> _What to produce_:
Retype the whole listing that follows so that it matches the original exactly.

> _Input data_:

━━━━━━━━━━━━━━━━

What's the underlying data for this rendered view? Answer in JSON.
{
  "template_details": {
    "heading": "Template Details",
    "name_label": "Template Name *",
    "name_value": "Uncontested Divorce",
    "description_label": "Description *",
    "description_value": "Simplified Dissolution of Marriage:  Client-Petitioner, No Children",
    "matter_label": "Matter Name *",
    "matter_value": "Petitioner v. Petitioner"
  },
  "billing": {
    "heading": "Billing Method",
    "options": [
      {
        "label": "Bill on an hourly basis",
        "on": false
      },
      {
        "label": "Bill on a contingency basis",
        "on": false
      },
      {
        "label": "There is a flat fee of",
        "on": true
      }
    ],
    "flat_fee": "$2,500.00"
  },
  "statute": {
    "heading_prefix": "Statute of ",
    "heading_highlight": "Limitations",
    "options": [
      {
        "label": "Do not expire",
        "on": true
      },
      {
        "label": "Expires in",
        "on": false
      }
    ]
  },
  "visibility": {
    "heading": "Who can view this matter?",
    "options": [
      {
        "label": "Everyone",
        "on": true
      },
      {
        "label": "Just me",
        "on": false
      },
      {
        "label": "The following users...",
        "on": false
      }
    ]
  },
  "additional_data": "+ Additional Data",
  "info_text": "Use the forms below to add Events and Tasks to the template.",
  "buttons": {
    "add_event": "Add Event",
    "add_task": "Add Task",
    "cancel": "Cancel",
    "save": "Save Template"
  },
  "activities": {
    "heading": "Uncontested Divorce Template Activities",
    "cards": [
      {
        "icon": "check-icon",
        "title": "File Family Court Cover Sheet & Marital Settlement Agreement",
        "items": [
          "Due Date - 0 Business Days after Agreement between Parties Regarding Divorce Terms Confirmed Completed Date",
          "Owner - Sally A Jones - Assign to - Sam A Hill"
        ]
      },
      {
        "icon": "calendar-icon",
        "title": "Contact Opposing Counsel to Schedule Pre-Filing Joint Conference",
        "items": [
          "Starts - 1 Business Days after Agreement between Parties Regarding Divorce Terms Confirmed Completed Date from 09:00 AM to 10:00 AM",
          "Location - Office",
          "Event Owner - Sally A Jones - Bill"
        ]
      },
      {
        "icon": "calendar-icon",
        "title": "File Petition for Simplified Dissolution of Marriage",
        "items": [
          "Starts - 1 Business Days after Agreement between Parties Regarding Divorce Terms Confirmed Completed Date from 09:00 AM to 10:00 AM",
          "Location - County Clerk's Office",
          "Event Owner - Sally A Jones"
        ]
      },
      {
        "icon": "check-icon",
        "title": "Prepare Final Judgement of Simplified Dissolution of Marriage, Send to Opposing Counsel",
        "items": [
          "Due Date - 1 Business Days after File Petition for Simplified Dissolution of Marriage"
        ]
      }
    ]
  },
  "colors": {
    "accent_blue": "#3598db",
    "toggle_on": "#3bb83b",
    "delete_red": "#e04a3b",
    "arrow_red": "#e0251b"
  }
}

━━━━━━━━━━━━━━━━

> _Response to this task_:
What's the underlying data for this rendered view? Answer in JSON.
{
  "template_details": {
    "heading": "Template Details",
    "name_label": "Template Name *",
    "name_value": "Uncontested Divorce",
    "description_label": "Description *",
    "description_value": "Simplified Dissolution of Marriage:  Client-Petitioner, No Children",
    "matter_label": "Matter Name *",
    "matter_value": "Petitioner v. Petitioner"
  },
  "billing": {
    "heading": "Billing Method",
    "options": [
      {
        "label": "Bill on an hourly basis",
        "on": false
      },
      {
        "label": "Bill on a contingency basis",
        "on": false
      },
      {
        "label": "There is a flat fee of",
        "on": true
      }
    ],
    "flat_fee": "$2,500.00"
  },
  "statute": {
    "heading_prefix": "Statute of ",
    "heading_highlight": "Limitations",
    "options": [
      {
        "label": "Do not expire",
        "on": true
      },
      {
        "label": "Expires in",
        "on": false
      }
    ]
  },
  "visibility": {
    "heading": "Who can view this matter?",
    "options": [
      {
        "label": "Everyone",
        "on": true
      },
      {
        "label": "Just me",
        "on": false
      },
      {
        "label": "The following users...",
        "on": false
      }
    ]
  },
  "additional_data": "+ Additional Data",
  "info_text": "Use the forms below to add Events and Tasks to the template.",
  "buttons": {
    "add_event": "Add Event",
    "add_task": "Add Task",
    "cancel": "Cancel",
    "save": "Save Template"
  },
  "activities": {
    "heading": "Uncontested Divorce Template Activities",
    "cards": [
      {
        "icon": "check-icon",
        "title": "File Family Court Cover Sheet & Marital Settlement Agreement",
        "items": [
          "Due Date - 0 Business Days after Agreement between Parties Regarding Divorce Terms Confirmed Completed Date",
          "Owner - Sally A Jones - Assign to - Sam A Hill"
        ]
      },
      {
        "icon": "calendar-icon",
        "title": "Contact Opposing Counsel to Schedule Pre-Filing Joint Conference",
        "items": [
          "Starts - 1 Business Days after Agreement between Parties Regarding Divorce Terms Confirmed Completed Date from 09:00 AM to 10:00 AM",
          "Location - Office",
          "Event Owner - Sally A Jones - Bill"
        ]
      },
      {
        "icon": "calendar-icon",
        "title": "File Petition for Simplified Dissolution of Marriage",
        "items": [
          "Starts - 1 Business Days after Agreement between Parties Regarding Divorce Terms Confirmed Completed Date from 09:00 AM to 10:00 AM",
          "Location - County Clerk's Office",
          "Event Owner - Sally A Jones"
        ]
      },
      {
        "icon": "check-icon",
        "title": "Prepare Final Judgement of Simplified Dissolution of Marriage, Send to Opposing Counsel",
        "items": [
          "Due Date - 1 Business Days after File Petition for Simplified Dissolution of Marriage"
        ]
      }
    ]
  },
  "colors": {
    "accent_blue": "#3598db",
    "toggle_on": "#3bb83b",
    "delete_red": "#e04a3b",
    "arrow_red": "#e0251b"
  }
}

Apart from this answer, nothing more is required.